Byzantine. Justin II. AD 565 to 578.
Denomination: Gold Solidus.
Mint: Constantinople, 2nd officina.
Size: 21.3 x 21.7 mm. Weight: 4.46
Grade: gVF, but with a few scratches
in the upper right of the reverse. On a very broad flan,
very well centered.
Obverse: Helmeted facing bust of Justin
II, holding a globe on which stands a small figure of Victory,
with h DN IVSTINVS P P AVI
Reverse: Constantinopolis seated forward
with head right, holding a spear and globus crusiger, with VICTORIA AVGGG B round, with CONOB below.
Byzantine. Maurice Tiberius. AD 582 - 602.
Denomination: Bronze Decanummium.
Mint: Antioch (Theopolis).
Date: year-4, AD 585 to 586. The date is
written iiii but
the leading I is much smaller than the others, and appears like it
might have been added later to convert a year 3 die into a year 4
Normally a year 4 would be written with the four I's in two lines,
rather than one.
Size: 16.7 x 17.7 mm. Weight: 2.28
Reference: Sear-536 variety.
Grade: VF with a very dark brown
patination.
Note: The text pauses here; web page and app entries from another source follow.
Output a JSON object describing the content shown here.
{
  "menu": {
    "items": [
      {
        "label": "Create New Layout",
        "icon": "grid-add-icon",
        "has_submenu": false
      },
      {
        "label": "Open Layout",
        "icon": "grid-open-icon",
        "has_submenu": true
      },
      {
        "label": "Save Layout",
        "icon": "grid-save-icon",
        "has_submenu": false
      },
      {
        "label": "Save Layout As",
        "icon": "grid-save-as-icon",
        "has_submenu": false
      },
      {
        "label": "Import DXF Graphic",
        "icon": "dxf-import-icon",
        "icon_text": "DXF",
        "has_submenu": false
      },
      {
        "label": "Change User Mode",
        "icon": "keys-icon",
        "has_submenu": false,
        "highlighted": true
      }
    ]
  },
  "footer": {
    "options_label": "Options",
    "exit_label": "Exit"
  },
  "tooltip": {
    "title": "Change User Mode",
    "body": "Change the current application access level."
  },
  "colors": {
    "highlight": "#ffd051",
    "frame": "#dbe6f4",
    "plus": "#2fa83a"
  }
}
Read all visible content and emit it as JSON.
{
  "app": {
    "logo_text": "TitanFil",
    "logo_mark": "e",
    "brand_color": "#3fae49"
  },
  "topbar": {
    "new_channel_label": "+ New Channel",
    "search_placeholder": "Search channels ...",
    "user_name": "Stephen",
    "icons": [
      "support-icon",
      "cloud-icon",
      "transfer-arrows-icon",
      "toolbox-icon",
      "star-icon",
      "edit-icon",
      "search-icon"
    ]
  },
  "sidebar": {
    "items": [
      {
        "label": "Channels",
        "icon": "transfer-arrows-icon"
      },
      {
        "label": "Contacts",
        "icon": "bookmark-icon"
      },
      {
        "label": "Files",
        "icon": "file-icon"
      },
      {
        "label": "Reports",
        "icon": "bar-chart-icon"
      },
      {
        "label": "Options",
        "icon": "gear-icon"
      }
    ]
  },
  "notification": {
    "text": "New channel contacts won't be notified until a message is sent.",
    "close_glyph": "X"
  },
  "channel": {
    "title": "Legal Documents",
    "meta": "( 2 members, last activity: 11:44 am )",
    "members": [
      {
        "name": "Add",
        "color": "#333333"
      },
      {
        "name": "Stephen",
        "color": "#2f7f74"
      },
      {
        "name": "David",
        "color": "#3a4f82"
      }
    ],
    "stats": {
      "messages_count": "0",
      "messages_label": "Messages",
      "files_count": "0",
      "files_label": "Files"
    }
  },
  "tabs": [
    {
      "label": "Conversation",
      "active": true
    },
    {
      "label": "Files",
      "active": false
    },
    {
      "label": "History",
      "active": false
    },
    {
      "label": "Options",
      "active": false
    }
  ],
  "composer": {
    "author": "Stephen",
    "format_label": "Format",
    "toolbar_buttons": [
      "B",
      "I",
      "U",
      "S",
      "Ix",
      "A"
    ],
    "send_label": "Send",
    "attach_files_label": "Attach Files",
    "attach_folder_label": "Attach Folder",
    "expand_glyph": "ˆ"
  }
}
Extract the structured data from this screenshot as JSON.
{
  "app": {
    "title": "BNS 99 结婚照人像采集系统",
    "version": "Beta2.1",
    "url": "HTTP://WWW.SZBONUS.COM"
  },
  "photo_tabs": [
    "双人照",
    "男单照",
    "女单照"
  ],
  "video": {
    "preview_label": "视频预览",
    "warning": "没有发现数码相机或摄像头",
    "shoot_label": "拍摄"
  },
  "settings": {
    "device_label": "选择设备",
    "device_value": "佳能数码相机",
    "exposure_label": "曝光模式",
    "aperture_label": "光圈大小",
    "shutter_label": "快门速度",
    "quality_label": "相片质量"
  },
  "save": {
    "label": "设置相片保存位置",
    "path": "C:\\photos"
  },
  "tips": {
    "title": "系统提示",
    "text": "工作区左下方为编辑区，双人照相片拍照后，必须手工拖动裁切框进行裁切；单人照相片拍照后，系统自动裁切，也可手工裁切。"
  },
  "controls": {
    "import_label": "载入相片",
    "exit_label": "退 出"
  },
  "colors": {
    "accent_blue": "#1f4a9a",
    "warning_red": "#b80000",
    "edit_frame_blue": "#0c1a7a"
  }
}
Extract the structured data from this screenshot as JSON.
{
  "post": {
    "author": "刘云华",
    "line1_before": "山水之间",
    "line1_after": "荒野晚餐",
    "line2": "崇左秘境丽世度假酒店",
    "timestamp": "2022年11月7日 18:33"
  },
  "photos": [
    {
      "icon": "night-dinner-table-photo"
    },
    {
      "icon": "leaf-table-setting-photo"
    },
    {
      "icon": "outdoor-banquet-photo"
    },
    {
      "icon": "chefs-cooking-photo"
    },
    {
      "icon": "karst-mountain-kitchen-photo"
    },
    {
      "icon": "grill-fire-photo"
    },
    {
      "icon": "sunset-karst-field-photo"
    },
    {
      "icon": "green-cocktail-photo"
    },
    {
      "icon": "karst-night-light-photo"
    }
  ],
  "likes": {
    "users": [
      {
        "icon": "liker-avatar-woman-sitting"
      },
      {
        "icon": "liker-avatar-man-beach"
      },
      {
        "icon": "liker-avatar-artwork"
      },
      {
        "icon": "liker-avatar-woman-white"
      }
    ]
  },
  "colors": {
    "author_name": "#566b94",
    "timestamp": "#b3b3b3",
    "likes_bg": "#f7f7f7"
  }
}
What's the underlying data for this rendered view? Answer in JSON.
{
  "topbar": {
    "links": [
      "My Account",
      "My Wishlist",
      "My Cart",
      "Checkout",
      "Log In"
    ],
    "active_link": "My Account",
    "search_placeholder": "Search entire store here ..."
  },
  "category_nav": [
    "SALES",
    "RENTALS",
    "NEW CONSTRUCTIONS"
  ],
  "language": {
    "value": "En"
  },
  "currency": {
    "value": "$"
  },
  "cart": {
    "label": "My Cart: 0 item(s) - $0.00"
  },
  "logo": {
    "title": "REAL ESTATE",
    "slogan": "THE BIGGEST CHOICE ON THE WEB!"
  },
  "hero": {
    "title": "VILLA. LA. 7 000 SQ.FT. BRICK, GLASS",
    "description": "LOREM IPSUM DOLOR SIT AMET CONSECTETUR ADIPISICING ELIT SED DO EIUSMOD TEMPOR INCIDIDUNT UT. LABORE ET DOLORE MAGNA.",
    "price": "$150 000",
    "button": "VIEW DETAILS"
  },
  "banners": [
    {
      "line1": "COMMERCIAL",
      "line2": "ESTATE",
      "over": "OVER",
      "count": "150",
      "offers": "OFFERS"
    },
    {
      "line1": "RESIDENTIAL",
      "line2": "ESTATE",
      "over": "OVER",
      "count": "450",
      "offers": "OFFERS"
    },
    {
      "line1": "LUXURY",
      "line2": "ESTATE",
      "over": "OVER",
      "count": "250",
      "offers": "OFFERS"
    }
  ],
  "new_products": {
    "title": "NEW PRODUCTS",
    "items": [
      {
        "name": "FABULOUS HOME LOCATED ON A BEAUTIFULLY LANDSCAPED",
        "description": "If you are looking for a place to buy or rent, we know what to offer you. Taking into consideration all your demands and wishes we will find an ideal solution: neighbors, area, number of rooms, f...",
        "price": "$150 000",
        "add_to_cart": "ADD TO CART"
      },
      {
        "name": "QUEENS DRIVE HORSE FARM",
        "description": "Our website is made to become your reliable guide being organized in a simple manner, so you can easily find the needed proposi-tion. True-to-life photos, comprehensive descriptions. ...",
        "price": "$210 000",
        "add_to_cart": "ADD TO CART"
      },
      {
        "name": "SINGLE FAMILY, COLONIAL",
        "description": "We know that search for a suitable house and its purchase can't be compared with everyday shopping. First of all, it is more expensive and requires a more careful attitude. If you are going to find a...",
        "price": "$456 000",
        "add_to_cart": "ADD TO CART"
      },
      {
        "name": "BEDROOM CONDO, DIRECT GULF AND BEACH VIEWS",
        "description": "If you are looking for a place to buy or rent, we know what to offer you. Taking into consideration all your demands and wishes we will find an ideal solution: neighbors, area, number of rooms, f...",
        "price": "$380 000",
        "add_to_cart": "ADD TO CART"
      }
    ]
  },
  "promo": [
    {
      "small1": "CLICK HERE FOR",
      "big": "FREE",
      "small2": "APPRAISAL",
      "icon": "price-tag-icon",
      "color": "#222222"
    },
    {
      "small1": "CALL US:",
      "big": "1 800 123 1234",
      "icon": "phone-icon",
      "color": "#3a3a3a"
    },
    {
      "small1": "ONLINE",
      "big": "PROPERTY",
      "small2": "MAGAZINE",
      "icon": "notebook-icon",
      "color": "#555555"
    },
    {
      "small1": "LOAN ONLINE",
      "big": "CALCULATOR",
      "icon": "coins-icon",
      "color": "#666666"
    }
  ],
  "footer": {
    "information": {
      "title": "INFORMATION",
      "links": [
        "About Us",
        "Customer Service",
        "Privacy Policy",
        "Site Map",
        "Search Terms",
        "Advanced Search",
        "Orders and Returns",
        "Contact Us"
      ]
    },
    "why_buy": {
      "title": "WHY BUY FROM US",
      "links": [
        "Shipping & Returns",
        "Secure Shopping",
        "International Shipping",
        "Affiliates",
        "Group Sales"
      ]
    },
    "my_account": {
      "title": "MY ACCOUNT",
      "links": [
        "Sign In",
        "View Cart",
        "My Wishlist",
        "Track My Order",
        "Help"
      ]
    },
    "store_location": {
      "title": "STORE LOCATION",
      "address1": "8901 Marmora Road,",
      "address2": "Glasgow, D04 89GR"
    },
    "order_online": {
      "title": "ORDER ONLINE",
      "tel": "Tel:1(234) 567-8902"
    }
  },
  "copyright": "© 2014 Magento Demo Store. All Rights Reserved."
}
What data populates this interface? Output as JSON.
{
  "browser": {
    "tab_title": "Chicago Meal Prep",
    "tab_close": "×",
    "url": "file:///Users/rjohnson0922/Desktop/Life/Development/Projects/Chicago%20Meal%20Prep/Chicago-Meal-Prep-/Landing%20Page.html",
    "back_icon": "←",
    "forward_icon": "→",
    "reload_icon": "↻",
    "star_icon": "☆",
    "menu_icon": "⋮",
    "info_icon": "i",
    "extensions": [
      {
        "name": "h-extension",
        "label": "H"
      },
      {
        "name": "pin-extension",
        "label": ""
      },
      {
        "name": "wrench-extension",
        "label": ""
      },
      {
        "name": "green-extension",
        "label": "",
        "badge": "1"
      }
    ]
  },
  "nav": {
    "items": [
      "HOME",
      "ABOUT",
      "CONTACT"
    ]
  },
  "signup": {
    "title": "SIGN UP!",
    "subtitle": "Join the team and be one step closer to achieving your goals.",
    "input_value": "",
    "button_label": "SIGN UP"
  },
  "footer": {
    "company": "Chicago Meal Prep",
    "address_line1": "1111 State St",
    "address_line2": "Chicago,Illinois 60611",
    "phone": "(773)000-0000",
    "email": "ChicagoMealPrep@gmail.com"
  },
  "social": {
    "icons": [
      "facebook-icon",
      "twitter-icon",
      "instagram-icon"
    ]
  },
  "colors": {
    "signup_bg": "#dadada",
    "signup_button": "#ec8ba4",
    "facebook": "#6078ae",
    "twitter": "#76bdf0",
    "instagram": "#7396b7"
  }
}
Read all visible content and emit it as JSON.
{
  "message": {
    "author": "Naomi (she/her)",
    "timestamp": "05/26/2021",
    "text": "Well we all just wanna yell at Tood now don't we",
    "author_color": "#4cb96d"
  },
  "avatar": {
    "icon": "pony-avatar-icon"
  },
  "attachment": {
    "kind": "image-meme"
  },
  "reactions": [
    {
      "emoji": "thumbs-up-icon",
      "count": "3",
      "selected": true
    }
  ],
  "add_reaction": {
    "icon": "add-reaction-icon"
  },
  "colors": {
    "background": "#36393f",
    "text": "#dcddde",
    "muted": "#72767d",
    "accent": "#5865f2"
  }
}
Very well struck and significantly nicer in the
hand than the image suggests.
Obverse: Facing bust of Maurice Tiberius with a
corrupted inscription that reads something like D P I C P
I AV around.
Reverse: A large denomination mark X
with a small cross above, flanked by the date mark ANNO (year) and the Roman numeral IIII, with the mint
mark that looks slightly like an R below (that mint mark is only weakly struck
point on this coin
Leo V (the Armenian) and Constantine,
AD 813 to 820. AE follis.
Denomination: Bronze follis.
Size: 16.9 x 19.1 mm. Weight: 2.45
Grade: aVF, dark green patination (almost
black in some light).
Obverse: Upper body of Leo V facing, wearing a crown
and loros, and holding a cross, with L
to the right.
Reverse: Constantine wearing a crown and Chlamys,
holding a globus crusier, with KONST
around, but starting at 10 o'clock, and ending at 9 o'clock (once you
know where to look, you can read the entire inscription).
Justinian I, AD 527 to 565.
Lead seal impression.
Period: Byzantine, time of Justinian I, AD
527 to 565.
Size: 19.2 mm across the rounded part of
the seal, not including the projecting points.
Weight: 7.69 grams.
Obverse: The obverse shows a nimbate
portrait of Justinian, with an inscription naming him (only part of the
inscription is visible). The basic style is similar to that seen on
many of his coin, although he is only shown nimbate on some of his gold
medallions, and on many of this early coins during his joint reign with
Reverse: Victory standing forward with
holding a wreath in each hand. This design is very similar to that seen
on gold tremessis coins issued from about a century and half prior to
Justinian, right up his time.
There are several unusual features to this seal:
1) The hole
through which the cord this seal fits over is 10 mm wide, which is very
unusual for Byzantine seals of this period (it is usually just a small
round hole no more than 1 or 2 mm wide. This suggest the seal was
to go over a wide cord or ribbon of some type, something more
substantial than a simple document tie.
2) This is a royal seal, with both the image and name of the Emperor.
3) The reverse is very similar to a type of coin that must have
circulated fairly commonly in that period.
4) In spite of being a Royal seal, this is a relatively common type as
early medieval seals go.
one knows the how these seals were actually used, I have speculated a
one possible use for this type was to officially seal bags of bronzes
coins, with a total value of 1 tremissis contained in a bag.
The theory that earlier bronze coins were circulated in
is a fairly widely held, but as yet un-proven. But is would explain why
this type is relatively common, and why the design is very similar to a
PLEASE NOTE THAT THE WHITE COATINGS ON EARLY
LEAD SEALS ARE
LEAD OXIDE, WHICH IS VERY TOXIC IF INGESTED. THESE SEALS MUST BE
HANDLED WITH CARE, AND ONE SHOULD NEVER LET CHILDREN HANDLE THEM (THIS
IS TRUE FOR ANY ANCIENT OR MEDIEVAL LEAD OBJECT).